Wednesday, 1 November 2017
In recent weeks, my attention has necessarily been focused on final preparation of my new book (The Essential Guide to the Use of Land and Buildings under the Planning Acts) for publication, and I have not had time to blog on various developments in planning law that have occurred recently.
There are a couple of judgments which came too late for the book but, fortunately, both of them only serve to confirm the law as stated in the text (much to my relief!).
The first of these was the judgment of the High Court in Lambeth LBC v SSCLG  EWHC 2412 (Admin), on 3 October. This related to a condition that, it was claimed, should be implied in a planning permission. The case concerned a permission granted under section 73 (which, although it relates to the removal or modification of conditions in a previous planning permission, takes effect as an entirely new planning permission). The previous permission had been restricted by condition to non-food sales, but the conditions in the section 73 permission did not refer to any such restriction. The LPA refused an LDC for unrestricted A1 use, but this decision was overturned on appeal by an inspector, who granted the LDC sought by the developer. It was this appeal decision that the LPA sought to challenge.

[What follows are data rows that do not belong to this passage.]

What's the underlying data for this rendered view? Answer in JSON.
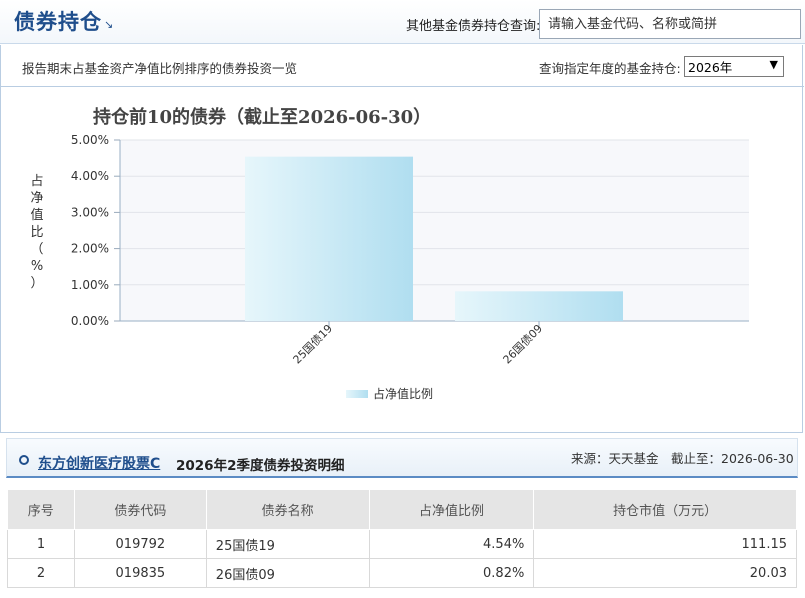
{
  "header": {
    "title": "债券持仓",
    "title_arrow": "↘",
    "query_label": "其他基金债券持仓查询:",
    "search_placeholder": "请输入基金代码、名称或简拼"
  },
  "filter_bar": {
    "description": "报告期末占基金资产净值比例排序的债券投资一览",
    "year_label": "查询指定年度的基金持仓:",
    "year_selected": "2026年"
  },
  "chart_data": {
    "type": "bar",
    "title": "持仓前10的债券（截止至2026-06-30）",
    "ylabel": "占净值比（%）",
    "categories": [
      "25国债19",
      "26国债09"
    ],
    "values": [
      4.54,
      0.82
    ],
    "ylim": [
      0,
      5
    ],
    "yticks": [
      "0.00%",
      "1.00%",
      "2.00%",
      "3.00%",
      "4.00%",
      "5.00%"
    ],
    "ytick_values": [
      0,
      1,
      2,
      3,
      4,
      5
    ],
    "legend": "占净值比例",
    "legend_position": "bottom",
    "grid": true,
    "bar_color_start": "#e6f6fb",
    "bar_color_end": "#b0def0"
  },
  "detail": {
    "fund_name": "东方创新医疗股票C",
    "section_title": "2026年2季度债券投资明细",
    "source": "来源：天天基金",
    "as_of": "截止至：2026-06-30"
  },
  "table": {
    "headers": [
      "序号",
      "债券代码",
      "债券名称",
      "占净值比例",
      "持仓市值（万元）"
    ],
    "rows": [
      [
        "1",
        "019792",
        "25国债19",
        "4.54%",
        "111.15"
      ],
      [
        "2",
        "019835",
        "26国债09",
        "0.82%",
        "20.03"
      ]
    ]
  },
  "colors": {
    "brand": "#1f4e8c",
    "border": "#b9cde2"
  }
}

The judgment reviewed the previous decisions mentioned below, but the court rejected the LPA’s contention that a condition preventing the sale of food could be implied in this case. To put it as shortly as possible, the decision of the Supreme Court in Trump International Golf Club Scotland Ltd. v Scottish Ministers  UKSC 74 indicates that a term can be implied in a condition that has actually been attached to the permission, so as to give proper effect to the intention of that condition, but this does not over-ride the well-established principle that a condition that is entirely absent from a permission cannot be implied in that permission. Thus in I’m Your Man Limited v SSE 77 P & CR 251, a ‘temporary’ permission (so described in the description of the development authorised by the permission) could not be interpreted so as to imply a condition in that permission that the use should cease at the end of the period mentioned in the description of the development. In the Lambeth case Mrs Justice Lang drew attention to the subsequent approval of that judgment by the Divisional Court in R (Altunkaynak) v Northamptonshire Magistrates Court  EWHC 174 (Admin) and by the Planning Court in Cotswold Grange Country Park LLP v SSCLG  EWHC 1138 (Admin). Both of these cases concerned substantive limitations on the permission granted, not merely temporal ones.

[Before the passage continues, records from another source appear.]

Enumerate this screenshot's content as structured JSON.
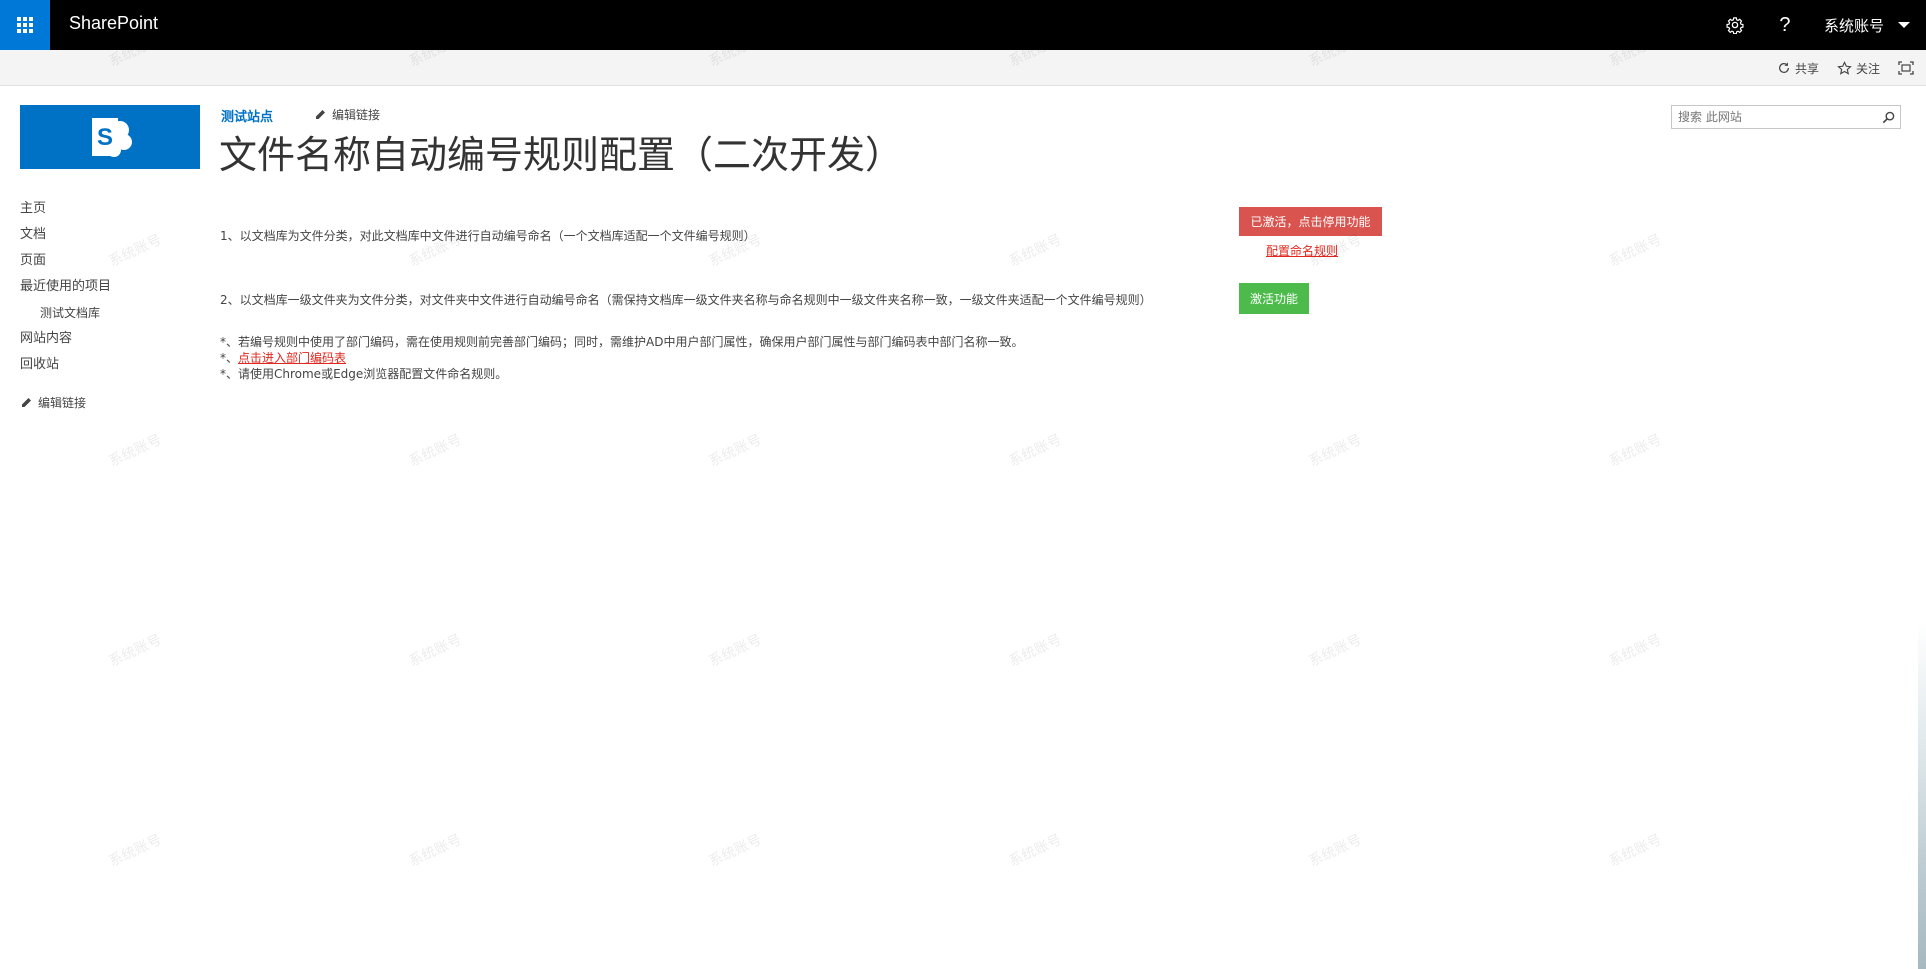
{
  "suite_bar": {
    "brand": "SharePoint",
    "help": "?",
    "user_name": "系统账号",
    "icons": [
      "app-launcher-icon",
      "gear-icon",
      "help-icon",
      "chevron-down-icon"
    ],
    "accent_color": "#0078d7"
  },
  "ribbon": {
    "share_label": "共享",
    "follow_label": "关注"
  },
  "site_header": {
    "site_title": "测试站点",
    "edit_links_label": "编辑链接",
    "page_title": "文件名称自动编号规则配置（二次开发）",
    "search_placeholder": "搜索 此网站"
  },
  "left_nav": {
    "items": [
      "主页",
      "文档",
      "页面",
      "最近使用的项目"
    ],
    "sub_items": [
      "测试文档库"
    ],
    "items_after": [
      "网站内容",
      "回收站"
    ],
    "edit_links_label": "编辑链接"
  },
  "main": {
    "rule1_text": "1、以文档库为文件分类，对此文档库中文件进行自动编号命名（一个文档库适配一个文件编号规则）",
    "rule1_button": "已激活，点击停用功能",
    "rule1_config_link": "配置命名规则",
    "rule2_text": "2、以文档库一级文件夹为文件分类，对文件夹中文件进行自动编号命名（需保持文档库一级文件夹名称与命名规则中一级文件夹名称一致，一级文件夹适配一个文件编号规则）",
    "rule2_button": "激活功能",
    "note1": "*、若编号规则中使用了部门编码，需在使用规则前完善部门编码；同时，需维护AD中用户部门属性，确保用户部门属性与部门编码表中部门名称一致。",
    "note2_prefix": "*、",
    "note2_link": "点击进入部门编码表",
    "note3": "*、请使用Chrome或Edge浏览器配置文件命名规则。",
    "colors": {
      "deactivate": "#d9534f",
      "activate": "#4cbb4c",
      "link": "#e0281e"
    }
  },
  "watermark_text": "系统账号"
}
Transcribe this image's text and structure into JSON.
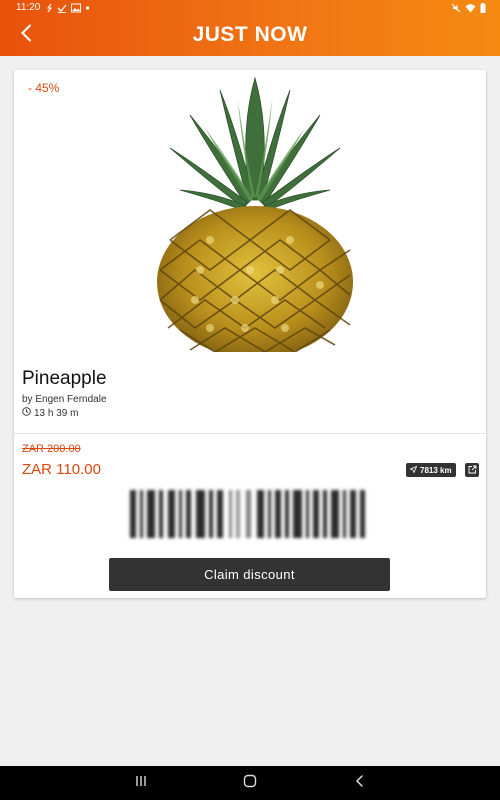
{
  "status_bar": {
    "time": "11:20",
    "left_icons": [
      "phone-missed-icon",
      "check-icon",
      "image-icon",
      "dot-icon"
    ],
    "right_icons": [
      "mute-icon",
      "wifi-icon",
      "battery-icon"
    ]
  },
  "header": {
    "title": "JUST NOW",
    "back_icon": "chevron-left-icon"
  },
  "product": {
    "discount_label": "- 45%",
    "name": "Pineapple",
    "vendor_text": "by Engen Ferndale",
    "time_remaining": "13 h 39 m",
    "original_price": "ZAR 200.00",
    "discounted_price": "ZAR 110.00",
    "distance": "7813 km",
    "claim_label": "Claim discount"
  },
  "colors": {
    "accent_orange": "#e8520c",
    "price_red": "#d9470c",
    "button_dark": "#333333"
  },
  "nav_bar": {
    "icons": [
      "recents-icon",
      "home-icon",
      "back-icon"
    ]
  }
}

The second recent case was the judgment of the European Court of Justice in English Bridge Union Limited v HMRC (Case C 90/16), which was handed down on 26 October. This finally determined a question that has been the subject of repeated litigation over the past few years, namely whether Bridge can be classified as a ‘sport’ for tax purposes. This judgment confirms that, in order to be a ‘sport’, the activity in question must have some element of physical exertion. I mention this judgment because it is analogous to the question of whether various card and board games can be regarded for planning purposes as coming within Use Class D2(e) (“use ……… for other indoor ……….. sports or recreations”). The decision of the ECJ (contrary to the Opinion of the Advocate-General published in June) is in line with the related English cases - English Bridge Union) v Sport England  EWHC 1347 (Admin) and R (English Bridge Union) v Sport England  EWHC 2875 (Admin).

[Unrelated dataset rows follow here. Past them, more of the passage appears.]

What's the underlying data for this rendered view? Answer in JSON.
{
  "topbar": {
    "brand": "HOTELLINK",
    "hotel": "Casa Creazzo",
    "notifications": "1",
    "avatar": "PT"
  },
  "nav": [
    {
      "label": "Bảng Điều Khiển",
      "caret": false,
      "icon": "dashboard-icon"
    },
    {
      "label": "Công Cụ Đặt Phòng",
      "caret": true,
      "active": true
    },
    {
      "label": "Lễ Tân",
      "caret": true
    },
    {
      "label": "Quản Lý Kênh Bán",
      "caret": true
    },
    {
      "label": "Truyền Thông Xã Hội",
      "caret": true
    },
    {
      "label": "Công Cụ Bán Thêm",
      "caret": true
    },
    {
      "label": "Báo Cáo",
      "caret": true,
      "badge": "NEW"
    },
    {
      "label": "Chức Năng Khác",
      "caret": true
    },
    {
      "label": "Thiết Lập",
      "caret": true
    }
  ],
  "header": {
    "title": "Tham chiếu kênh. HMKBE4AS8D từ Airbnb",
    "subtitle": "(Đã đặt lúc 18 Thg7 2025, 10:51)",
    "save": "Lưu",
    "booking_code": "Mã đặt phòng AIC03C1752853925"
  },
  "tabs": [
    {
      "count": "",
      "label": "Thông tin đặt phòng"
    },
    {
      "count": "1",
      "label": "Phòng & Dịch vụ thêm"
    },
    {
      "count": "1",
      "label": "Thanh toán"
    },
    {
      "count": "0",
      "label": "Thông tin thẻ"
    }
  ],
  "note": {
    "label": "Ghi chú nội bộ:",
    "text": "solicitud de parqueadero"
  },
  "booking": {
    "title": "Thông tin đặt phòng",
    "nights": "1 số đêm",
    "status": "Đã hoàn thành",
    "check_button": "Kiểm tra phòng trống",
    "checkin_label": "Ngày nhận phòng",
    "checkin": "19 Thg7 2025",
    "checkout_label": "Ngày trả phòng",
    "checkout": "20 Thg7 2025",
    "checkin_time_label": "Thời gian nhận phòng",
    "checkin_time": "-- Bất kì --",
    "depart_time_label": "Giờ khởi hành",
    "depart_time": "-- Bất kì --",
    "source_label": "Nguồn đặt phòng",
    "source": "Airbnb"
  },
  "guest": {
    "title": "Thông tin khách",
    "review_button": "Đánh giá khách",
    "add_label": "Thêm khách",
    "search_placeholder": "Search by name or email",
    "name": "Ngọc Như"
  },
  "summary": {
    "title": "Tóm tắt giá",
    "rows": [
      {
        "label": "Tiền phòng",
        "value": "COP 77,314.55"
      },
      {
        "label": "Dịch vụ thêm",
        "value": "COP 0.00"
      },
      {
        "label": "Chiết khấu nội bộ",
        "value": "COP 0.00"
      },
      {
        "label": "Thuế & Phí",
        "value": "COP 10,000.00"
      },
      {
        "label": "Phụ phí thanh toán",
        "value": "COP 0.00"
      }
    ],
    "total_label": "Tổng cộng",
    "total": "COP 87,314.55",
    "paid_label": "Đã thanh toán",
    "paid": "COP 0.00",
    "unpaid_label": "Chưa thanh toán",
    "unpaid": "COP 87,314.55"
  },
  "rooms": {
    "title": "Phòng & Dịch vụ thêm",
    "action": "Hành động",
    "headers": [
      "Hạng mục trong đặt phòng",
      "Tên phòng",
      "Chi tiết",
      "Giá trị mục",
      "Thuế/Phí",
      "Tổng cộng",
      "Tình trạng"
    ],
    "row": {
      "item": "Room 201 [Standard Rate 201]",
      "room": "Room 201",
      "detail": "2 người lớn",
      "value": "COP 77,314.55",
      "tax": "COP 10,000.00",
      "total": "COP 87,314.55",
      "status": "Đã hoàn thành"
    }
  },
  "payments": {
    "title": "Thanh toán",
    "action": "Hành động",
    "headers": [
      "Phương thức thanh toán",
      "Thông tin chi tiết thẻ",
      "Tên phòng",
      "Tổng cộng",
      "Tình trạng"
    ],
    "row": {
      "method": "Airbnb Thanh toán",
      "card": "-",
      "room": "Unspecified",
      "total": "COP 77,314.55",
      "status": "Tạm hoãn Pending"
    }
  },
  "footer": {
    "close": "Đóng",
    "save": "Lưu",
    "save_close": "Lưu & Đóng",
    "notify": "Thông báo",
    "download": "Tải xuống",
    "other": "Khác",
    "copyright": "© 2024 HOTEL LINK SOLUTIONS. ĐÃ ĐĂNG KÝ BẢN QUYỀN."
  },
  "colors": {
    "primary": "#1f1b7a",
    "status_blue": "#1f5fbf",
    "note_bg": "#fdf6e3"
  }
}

Whilst the English Bridge Union litigation was concerned with the eligibility of Bridge for grants from Sport England, and its treatment for the purposes of tax and VAT, all these judgments (including now the final judgment of the ECJ) are entirely consistent with the conclusion reached in earlier cases relating to Use Class D2, such as Millington v SSETR (1999) 78 P. & C.R. 373; (1999) J.P.L. 644 (subsequently approved by the Court of Appeal –  J.P.L. 297) and Rugby Football Union v SSETR  EWHC 927 (Admin) (subsequently upheld in the Court of Appeal –  EWCA Civ 1169). A leisure activity will only fall within Use Class D2(e) if it involves some physical effort or exertion. Absent this essential physical element, other ‘recreations’ (even if they are competitive in nature) do not fall within Class D2(e).
© MARTIN H GOODALL